TASK GOAL: Repeat the listing below word for word, minus the pictures.

:::::

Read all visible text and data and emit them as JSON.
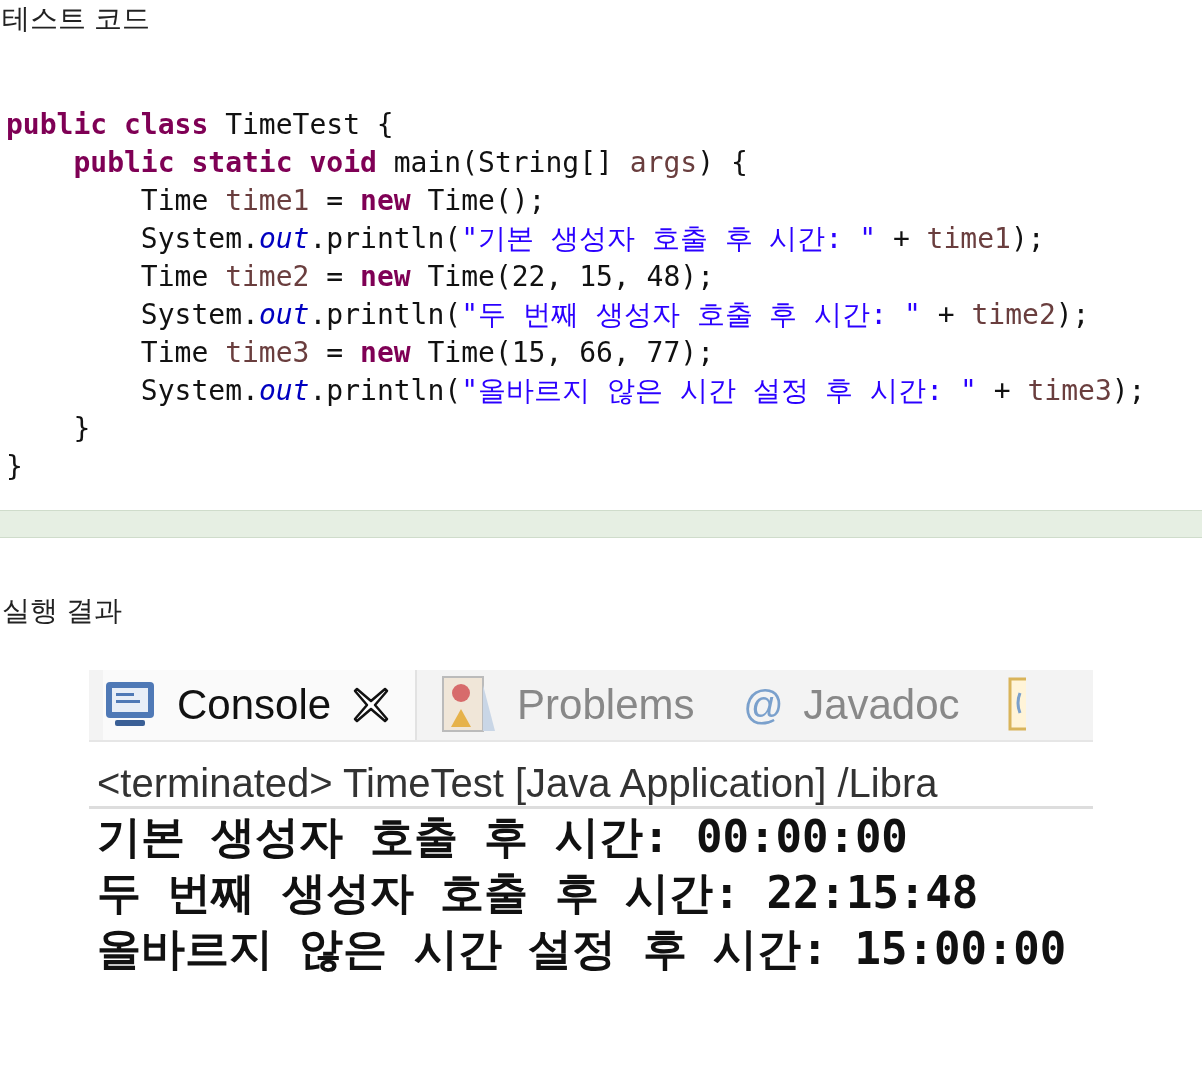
{
  "heading_1": "테스트 코드",
  "code": [
    [
      {
        "kind": "keyword",
        "text": "public class "
      },
      {
        "kind": "plain",
        "text": "TimeTest {"
      }
    ],
    [
      {
        "kind": "keyword",
        "text": "    public static void "
      },
      {
        "kind": "plain",
        "text": "main(String[] "
      },
      {
        "kind": "field",
        "text": "args"
      },
      {
        "kind": "plain",
        "text": ") {"
      }
    ],
    [
      {
        "kind": "plain",
        "text": "        Time "
      },
      {
        "kind": "field",
        "text": "time1"
      },
      {
        "kind": "plain",
        "text": " = "
      },
      {
        "kind": "keyword",
        "text": "new"
      },
      {
        "kind": "plain",
        "text": " Time();"
      }
    ],
    [
      {
        "kind": "plain",
        "text": "        System."
      },
      {
        "kind": "static",
        "text": "out"
      },
      {
        "kind": "plain",
        "text": ".println("
      },
      {
        "kind": "string",
        "text": "\"기본 생성자 호출 후 시간: \""
      },
      {
        "kind": "plain",
        "text": " + "
      },
      {
        "kind": "field",
        "text": "time1"
      },
      {
        "kind": "plain",
        "text": ");"
      }
    ],
    [
      {
        "kind": "plain",
        "text": "        Time "
      },
      {
        "kind": "field",
        "text": "time2"
      },
      {
        "kind": "plain",
        "text": " = "
      },
      {
        "kind": "keyword",
        "text": "new"
      },
      {
        "kind": "plain",
        "text": " Time(22, 15, 48);"
      }
    ],
    [
      {
        "kind": "plain",
        "text": "        System."
      },
      {
        "kind": "static",
        "text": "out"
      },
      {
        "kind": "plain",
        "text": ".println("
      },
      {
        "kind": "string",
        "text": "\"두 번째 생성자 호출 후 시간: \""
      },
      {
        "kind": "plain",
        "text": " + "
      },
      {
        "kind": "field",
        "text": "time2"
      },
      {
        "kind": "plain",
        "text": ");"
      }
    ],
    [
      {
        "kind": "plain",
        "text": "        Time "
      },
      {
        "kind": "field",
        "text": "time3"
      },
      {
        "kind": "plain",
        "text": " = "
      },
      {
        "kind": "keyword",
        "text": "new"
      },
      {
        "kind": "plain",
        "text": " Time(15, 66, 77);"
      }
    ],
    [
      {
        "kind": "plain",
        "text": "        System."
      },
      {
        "kind": "static",
        "text": "out"
      },
      {
        "kind": "plain",
        "text": ".println("
      },
      {
        "kind": "string",
        "text": "\"올바르지 않은 시간 설정 후 시간: \""
      },
      {
        "kind": "plain",
        "text": " + "
      },
      {
        "kind": "field",
        "text": "time3"
      },
      {
        "kind": "plain",
        "text": ");"
      }
    ],
    [
      {
        "kind": "plain",
        "text": "    }"
      }
    ],
    [
      {
        "kind": "plain",
        "text": "}"
      }
    ]
  ],
  "heading_2": "실행 결과",
  "console": {
    "tabs": [
      {
        "kind": "console",
        "label": "Console",
        "selected": true,
        "closable": true
      },
      {
        "kind": "problems",
        "label": "Problems",
        "selected": false
      },
      {
        "kind": "javadoc",
        "symbol": "@",
        "label": "Javadoc",
        "selected": false
      },
      {
        "kind": "partial",
        "selected": false
      }
    ],
    "header": "<terminated> TimeTest [Java Application] /Libra",
    "output": [
      "기본 생성자 호출 후 시간: 00:00:00",
      "두 번째 생성자 호출 후 시간: 22:15:48",
      "올바르지 않은 시간 설정 후 시간: 15:00:00"
    ]
  }
}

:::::

RESULT BELOW:
Read all visible text and data and emit them as JSON.
{
  "heading_1": "테스트 코드",
  "code": [
    [
      {
        "kind": "keyword",
        "text": "public class "
      },
      {
        "kind": "plain",
        "text": "TimeTest {"
      }
    ],
    [
      {
        "kind": "keyword",
        "text": "    public static void "
      },
      {
        "kind": "plain",
        "text": "main(String[] "
      },
      {
        "kind": "field",
        "text": "args"
      },
      {
        "kind": "plain",
        "text": ") {"
      }
    ],
    [
      {
        "kind": "plain",
        "text": "        Time "
      },
      {
        "kind": "field",
        "text": "time1"
      },
      {
        "kind": "plain",
        "text": " = "
      },
      {
        "kind": "keyword",
        "text": "new"
      },
      {
        "kind": "plain",
        "text": " Time();"
      }
    ],
    [
      {
        "kind": "plain",
        "text": "        System."
      },
      {
        "kind": "static",
        "text": "out"
      },
      {
        "kind": "plain",
        "text": ".println("
      },
      {
        "kind": "string",
        "text": "\"기본 생성자 호출 후 시간: \""
      },
      {
        "kind": "plain",
        "text": " + "
      },
      {
        "kind": "field",
        "text": "time1"
      },
      {
        "kind": "plain",
        "text": ");"
      }
    ],
    [
      {
        "kind": "plain",
        "text": "        Time "
      },
      {
        "kind": "field",
        "text": "time2"
      },
      {
        "kind": "plain",
        "text": " = "
      },
      {
        "kind": "keyword",
        "text": "new"
      },
      {
        "kind": "plain",
        "text": " Time(22, 15, 48);"
      }
    ],
    [
      {
        "kind": "plain",
        "text": "        System."
      },
      {
        "kind": "static",
        "text": "out"
      },
      {
        "kind": "plain",
        "text": ".println("
      },
      {
        "kind": "string",
        "text": "\"두 번째 생성자 호출 후 시간: \""
      },
      {
        "kind": "plain",
        "text": " + "
      },
      {
        "kind": "field",
        "text": "time2"
      },
      {
        "kind": "plain",
        "text": ");"
      }
    ],
    [
      {
        "kind": "plain",
        "text": "        Time "
      },
      {
        "kind": "field",
        "text": "time3"
      },
      {
        "kind": "plain",
        "text": " = "
      },
      {
        "kind": "keyword",
        "text": "new"
      },
      {
        "kind": "plain",
        "text": " Time(15, 66, 77);"
      }
    ],
    [
      {
        "kind": "plain",
        "text": "        System."
      },
      {
        "kind": "static",
        "text": "out"
      },
      {
        "kind": "plain",
        "text": ".println("
      },
      {
        "kind": "string",
        "text": "\"올바르지 않은 시간 설정 후 시간: \""
      },
      {
        "kind": "plain",
        "text": " + "
      },
      {
        "kind": "field",
        "text": "time3"
      },
      {
        "kind": "plain",
        "text": ");"
      }
    ],
    [
      {
        "kind": "plain",
        "text": "    }"
      }
    ],
    [
      {
        "kind": "plain",
        "text": "}"
      }
    ]
  ],
  "heading_2": "실행 결과",
  "console": {
    "tabs": [
      {
        "kind": "console",
        "label": "Console",
        "selected": true,
        "closable": true
      },
      {
        "kind": "problems",
        "label": "Problems",
        "selected": false
      },
      {
        "kind": "javadoc",
        "symbol": "@",
        "label": "Javadoc",
        "selected": false
      },
      {
        "kind": "partial",
        "selected": false
      }
    ],
    "header": "<terminated> TimeTest [Java Application] /Libra",
    "output": [
      "기본 생성자 호출 후 시간: 00:00:00",
      "두 번째 생성자 호출 후 시간: 22:15:48",
      "올바르지 않은 시간 설정 후 시간: 15:00:00"
    ]
  }
}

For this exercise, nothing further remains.